- Androgenic alopecia, this is most commonly referred to as male or female pattern baldness. It is a common form of hair loss and is actually hereditary.
- Telogen Effluvium, this hair shedding is often sudden and can be linked back to a trauma or a sudden shock to the body. In women, telogen effluvium can strike after childbirth, thankfully hair growth does eventually return to normal.
- Anagen Effluvium, this hair loss is commonly associated with chemotherapy and hair usually tends to grow back once medication is stopped.
- Alopecia Areata, a condition in which the body’s immune system attacks its own hair follicles and causes patchy hair loss around the body.

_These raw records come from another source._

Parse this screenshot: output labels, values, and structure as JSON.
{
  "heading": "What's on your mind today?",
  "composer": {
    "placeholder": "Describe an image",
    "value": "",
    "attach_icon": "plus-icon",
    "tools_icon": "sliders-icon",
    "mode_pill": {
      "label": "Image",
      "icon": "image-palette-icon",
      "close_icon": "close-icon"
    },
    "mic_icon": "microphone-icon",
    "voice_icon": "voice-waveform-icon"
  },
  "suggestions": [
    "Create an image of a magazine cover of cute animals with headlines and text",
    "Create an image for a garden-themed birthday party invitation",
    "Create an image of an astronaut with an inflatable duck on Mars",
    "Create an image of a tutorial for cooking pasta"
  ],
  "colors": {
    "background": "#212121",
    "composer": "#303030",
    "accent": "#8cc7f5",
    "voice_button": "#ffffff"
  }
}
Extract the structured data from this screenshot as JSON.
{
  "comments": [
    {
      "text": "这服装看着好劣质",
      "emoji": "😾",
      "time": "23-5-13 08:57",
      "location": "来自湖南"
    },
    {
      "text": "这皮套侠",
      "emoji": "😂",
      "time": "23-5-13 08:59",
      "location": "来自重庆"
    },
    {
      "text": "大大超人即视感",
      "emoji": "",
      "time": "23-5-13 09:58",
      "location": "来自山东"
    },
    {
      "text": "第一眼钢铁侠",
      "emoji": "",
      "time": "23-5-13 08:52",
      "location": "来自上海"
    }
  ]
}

- Alopecia Totalis and Alopecia Universalis, the first is the condition in which there is a total loss of hair on the scalp, the latter is when there is a total loss of body hair – this includes the eyelashes and nose hairs even. Both conditions are caused by an attack on the immune system.
- Scarring Alopecia, this is a very rare form of alopecia where scar tissue replaces hair follicles. This means that hair loss is permanent and hair cannot grow back at all, unfortunately the cause of scarring alopecia is still unclear.
Alopecia is the medical term for hair loss; it can have various causes and fortunately is often treatable. Typically a dermatologist will be able to help you in identifying the cause of your hair loss and will be able to prescribe a suitable treatment for you. The different forms of alopecia include;